HMRC, Tax Credits and the Concentrix Scandal

joannemoores Jan 30th, 2017

As part of a HMRC drive to reduce the overpayment of Tax Credits to claimants due to fraud and error, Concentrix were awarded a contract in May 2014 to review ‘high-risk’ tax credit claims – those identified as the most likely sources of fraud and/or error. After a two month delay, the contract eventually started in November 2014.

Concerns about the way Concentrix were conducting the reviews began to emerge almost immediately as they consistently failed to meet more than half of the contractual performance indicators each month from November 2014 to September 2015.

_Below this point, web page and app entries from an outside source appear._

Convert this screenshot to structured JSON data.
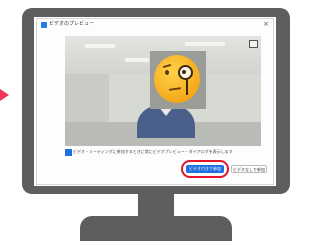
{
  "dialog": {
    "title": "ビデオのプレビュー",
    "close_label": "×",
    "consent_text": "ビデオ・ミーティングに参加するときに常にビデオプレビュー・ダイアログを表示します",
    "join_with_video_label": "ビデオ付きで参加",
    "join_without_video_label": "ビデオなしで参加"
  },
  "colors": {
    "accent": "#1e6fe0",
    "highlight": "#e4142a",
    "bezel": "#5e5e60"
  },
  "icons": {
    "expand": "expand-icon",
    "app": "app-icon",
    "checkbox": "checkbox-checked-icon"
  }
}
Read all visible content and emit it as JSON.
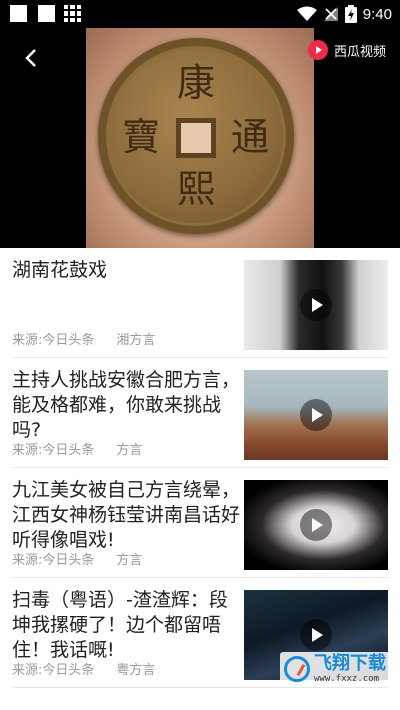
{
  "status_bar": {
    "time": "9:40",
    "icons": [
      "notification-square-icon",
      "notification-square-icon",
      "grid-icon",
      "wifi-icon",
      "no-signal-icon",
      "battery-charging-icon"
    ]
  },
  "video": {
    "coin_characters": [
      "康",
      "熙",
      "通",
      "寶"
    ],
    "brand_label": "西瓜视频",
    "icons": [
      "back-arrow-icon",
      "xigua-logo-icon"
    ]
  },
  "list": {
    "items": [
      {
        "title": "湖南花鼓戏",
        "source": "来源:今日头条",
        "tag": "湘方言",
        "thumb": "t1"
      },
      {
        "title": "主持人挑战安徽合肥方言，能及格都难，你敢来挑战吗?",
        "source": "来源:今日头条",
        "tag": "方言",
        "thumb": "t2"
      },
      {
        "title": "九江美女被自己方言绕晕，江西女神杨钰莹讲南昌话好听得像唱戏!",
        "source": "来源:今日头条",
        "tag": "方言",
        "thumb": "t3"
      },
      {
        "title": "扫毒（粤语）-渣渣辉：段坤我摞硬了！边个都留唔住！我话嘅!",
        "source": "来源:今日头条",
        "tag": "粤方言",
        "thumb": "t4"
      }
    ]
  },
  "watermark": {
    "title": "飞翔下载",
    "url": "www.fxxz.com"
  },
  "colors": {
    "accent_red": "#ee2b4b",
    "watermark_blue": "#1a8ad4"
  }
}
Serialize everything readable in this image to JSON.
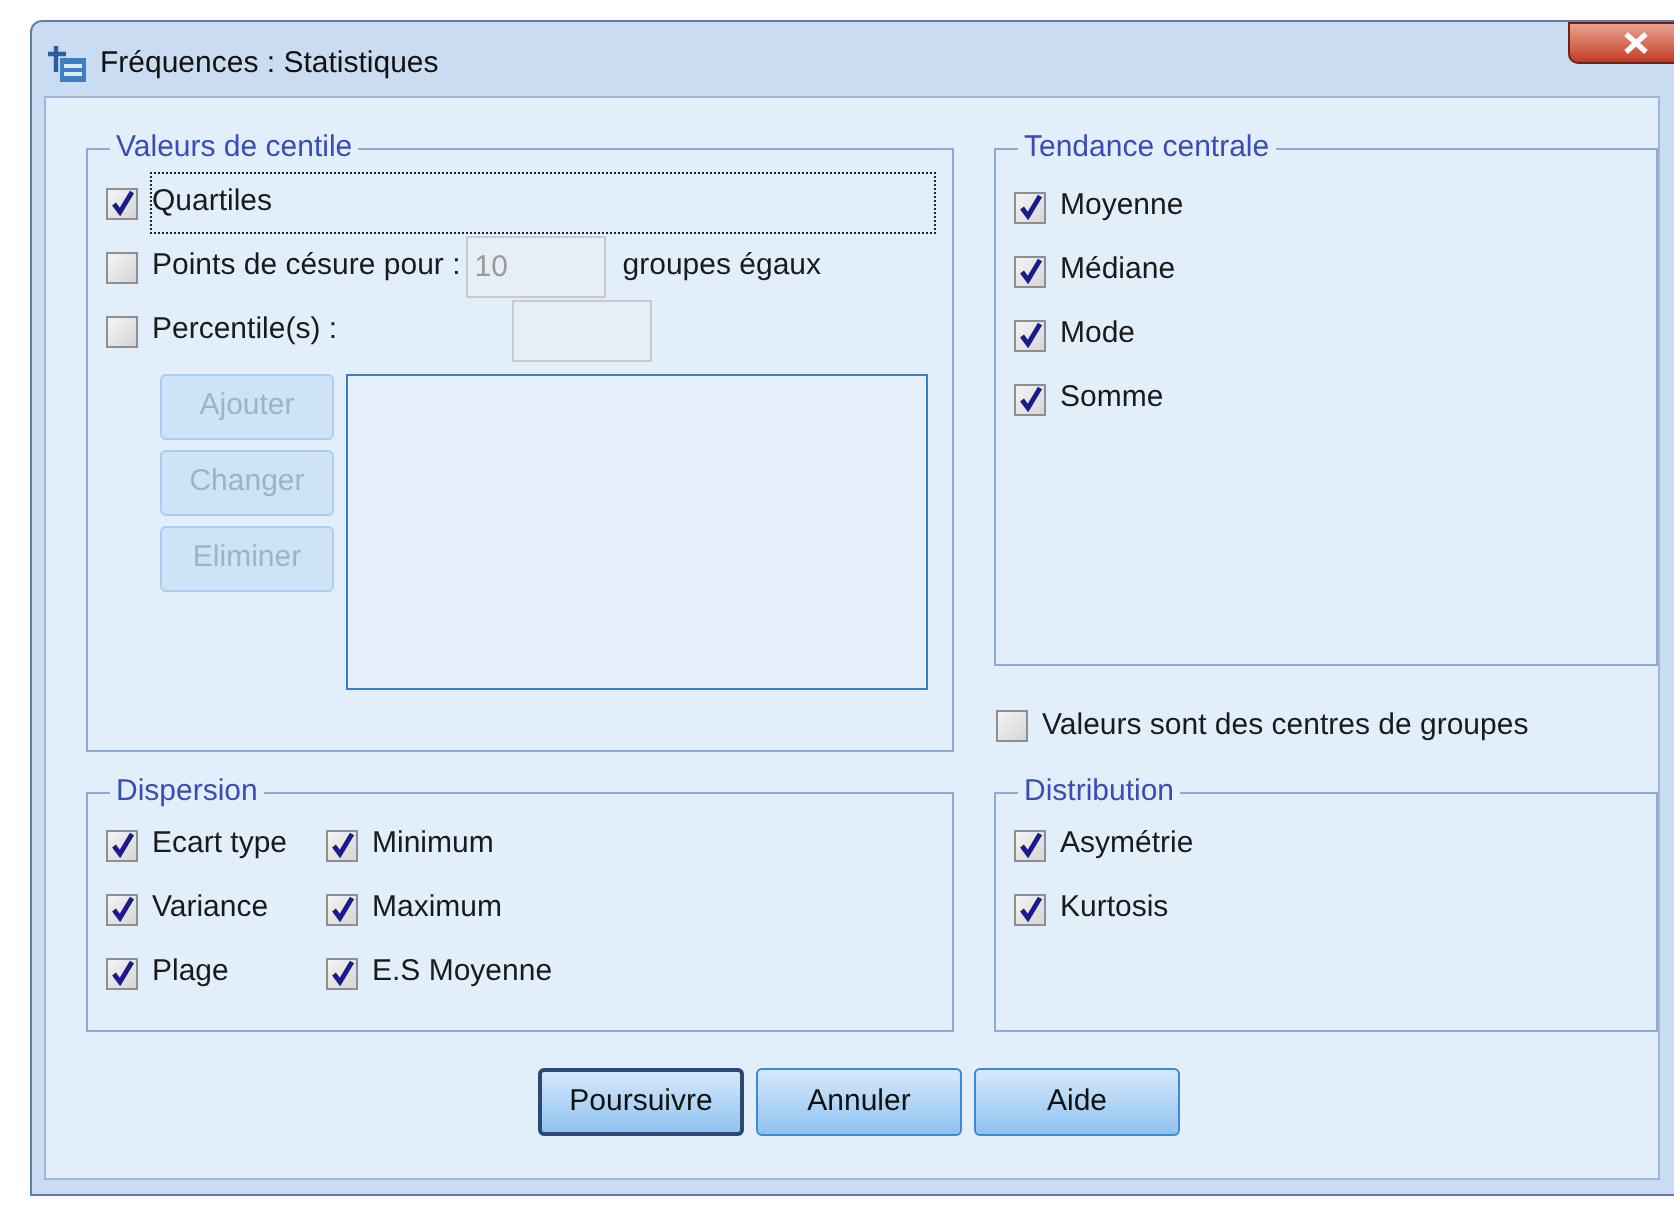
{
  "window": {
    "title": "Fréquences : Statistiques"
  },
  "percentile_values": {
    "title": "Valeurs de centile",
    "quartiles": {
      "label": "Quartiles",
      "checked": true,
      "focused": true
    },
    "cut_points": {
      "label": "Points de césure pour :",
      "checked": false,
      "value": "10",
      "disabled": true,
      "suffix": "groupes égaux"
    },
    "percentiles": {
      "label": "Percentile(s) :",
      "checked": false,
      "disabled": true
    },
    "buttons": [
      {
        "label": "Ajouter",
        "disabled": true
      },
      {
        "label": "Changer",
        "disabled": true
      },
      {
        "label": "Eliminer",
        "disabled": true
      }
    ]
  },
  "central_tendency": {
    "title": "Tendance centrale",
    "items": [
      {
        "label": "Moyenne",
        "checked": true
      },
      {
        "label": "Médiane",
        "checked": true
      },
      {
        "label": "Mode",
        "checked": true
      },
      {
        "label": "Somme",
        "checked": true
      }
    ]
  },
  "grouped_midpoints": {
    "label": "Valeurs sont des centres de groupes",
    "checked": false
  },
  "dispersion": {
    "title": "Dispersion",
    "items": [
      {
        "label": "Ecart type",
        "checked": true
      },
      {
        "label": "Minimum",
        "checked": true
      },
      {
        "label": "Variance",
        "checked": true
      },
      {
        "label": "Maximum",
        "checked": true
      },
      {
        "label": "Plage",
        "checked": true
      },
      {
        "label": "E.S Moyenne",
        "checked": true
      }
    ]
  },
  "distribution": {
    "title": "Distribution",
    "items": [
      {
        "label": "Asymétrie",
        "checked": true
      },
      {
        "label": "Kurtosis",
        "checked": true
      }
    ]
  },
  "buttons": [
    {
      "label": "Poursuivre",
      "default": true
    },
    {
      "label": "Annuler",
      "default": false
    },
    {
      "label": "Aide",
      "default": false
    }
  ]
}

The problems began to make the headlines later in 2015 as the national press reported stories of Tax Credit claimants faced with bizarre Concentrix decisions. At least three single mothers had their Tax Credit awards stopped because Concentrix believed they were living with a partner. In each case, the claimants contacted Concentrix to confirm there had been a mistake and they were in fact single. In two cases, the name RS McColl appeared on bank statements so the claimants explained this was not a partner – RS McColl is a local newsagent – however Concentrix refused to accept this. In the third case, the claimant explained she lives in a property rented from the Joseph Rowntree Foundation therefore Mr Rowntree was not her partner but Concentrix again refused to accept this. All three claimants had to go through the lengthy appeal process to have their Tax Credit award reinstated.

The contract with Concentrix was terminated by HMRC in November 2016. Since then, HMRC staff have been dealing with the appeal backlog and have so far overturned almost one third of the Concentrix decisions in the claimant’s favour. The Select Committee report found “The human consequences of the Concentrix scandal are all too real. Vulnerable people have been put through traumatic experiences as a consequence of avoidable failures.”

Issues have arisen for PFP clients who have needed help dealing with Tax Credit demands for overpayments. Concentrix staff had initial difficulty understanding the disregards in place for personal injury awards, however all of those cases have now been resolved. It is hoped the findings and recommendations in both the National Audit Office and Select Committee reports will be followed by HMRC in the future.